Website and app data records
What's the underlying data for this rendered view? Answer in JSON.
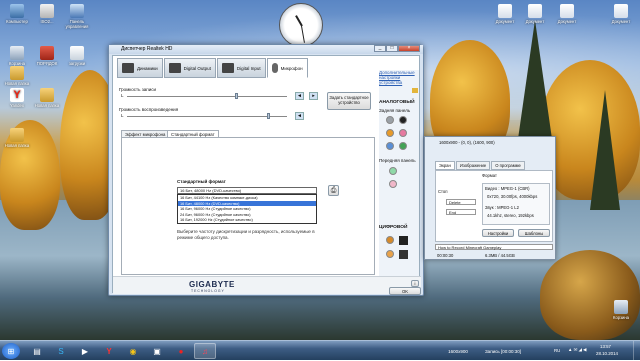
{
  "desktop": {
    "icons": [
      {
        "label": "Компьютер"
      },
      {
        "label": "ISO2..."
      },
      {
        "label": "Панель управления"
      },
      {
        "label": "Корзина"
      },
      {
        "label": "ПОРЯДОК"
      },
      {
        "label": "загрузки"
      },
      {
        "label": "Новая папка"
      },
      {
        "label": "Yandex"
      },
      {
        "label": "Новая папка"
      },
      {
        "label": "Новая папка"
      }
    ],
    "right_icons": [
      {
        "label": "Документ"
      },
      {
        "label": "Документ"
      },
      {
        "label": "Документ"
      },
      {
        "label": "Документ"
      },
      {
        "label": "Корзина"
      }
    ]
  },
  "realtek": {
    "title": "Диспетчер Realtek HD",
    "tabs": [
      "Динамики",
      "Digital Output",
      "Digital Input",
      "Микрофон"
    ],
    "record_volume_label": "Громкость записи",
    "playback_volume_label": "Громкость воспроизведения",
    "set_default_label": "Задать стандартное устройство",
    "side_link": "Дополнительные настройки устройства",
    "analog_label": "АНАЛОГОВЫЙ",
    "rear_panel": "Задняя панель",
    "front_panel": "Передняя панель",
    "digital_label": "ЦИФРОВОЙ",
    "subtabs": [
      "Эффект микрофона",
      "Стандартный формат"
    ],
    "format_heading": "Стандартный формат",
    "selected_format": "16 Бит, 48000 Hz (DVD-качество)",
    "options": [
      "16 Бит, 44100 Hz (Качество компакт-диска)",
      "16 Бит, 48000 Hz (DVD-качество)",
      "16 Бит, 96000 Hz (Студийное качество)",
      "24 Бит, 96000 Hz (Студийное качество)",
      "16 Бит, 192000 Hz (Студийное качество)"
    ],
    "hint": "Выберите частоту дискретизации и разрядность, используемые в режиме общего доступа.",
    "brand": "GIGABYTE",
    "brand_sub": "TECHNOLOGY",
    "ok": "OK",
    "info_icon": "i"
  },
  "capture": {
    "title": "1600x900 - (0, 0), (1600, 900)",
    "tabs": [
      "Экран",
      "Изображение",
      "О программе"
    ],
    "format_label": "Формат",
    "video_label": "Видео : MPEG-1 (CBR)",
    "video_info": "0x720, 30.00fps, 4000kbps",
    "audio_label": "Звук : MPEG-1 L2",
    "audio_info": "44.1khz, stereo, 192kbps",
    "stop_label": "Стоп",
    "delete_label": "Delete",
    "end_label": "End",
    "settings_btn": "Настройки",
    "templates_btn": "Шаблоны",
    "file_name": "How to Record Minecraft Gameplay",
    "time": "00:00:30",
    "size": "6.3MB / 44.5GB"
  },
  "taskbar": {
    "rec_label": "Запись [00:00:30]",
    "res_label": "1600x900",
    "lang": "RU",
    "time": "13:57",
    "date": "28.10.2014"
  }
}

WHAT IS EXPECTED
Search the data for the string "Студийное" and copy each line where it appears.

WRITTEN SOLUTION
      "16 Бит, 96000 Hz (Студийное качество)",
      "24 Бит, 96000 Hz (Студийное качество)",
      "16 Бит, 192000 Hz (Студийное качество)"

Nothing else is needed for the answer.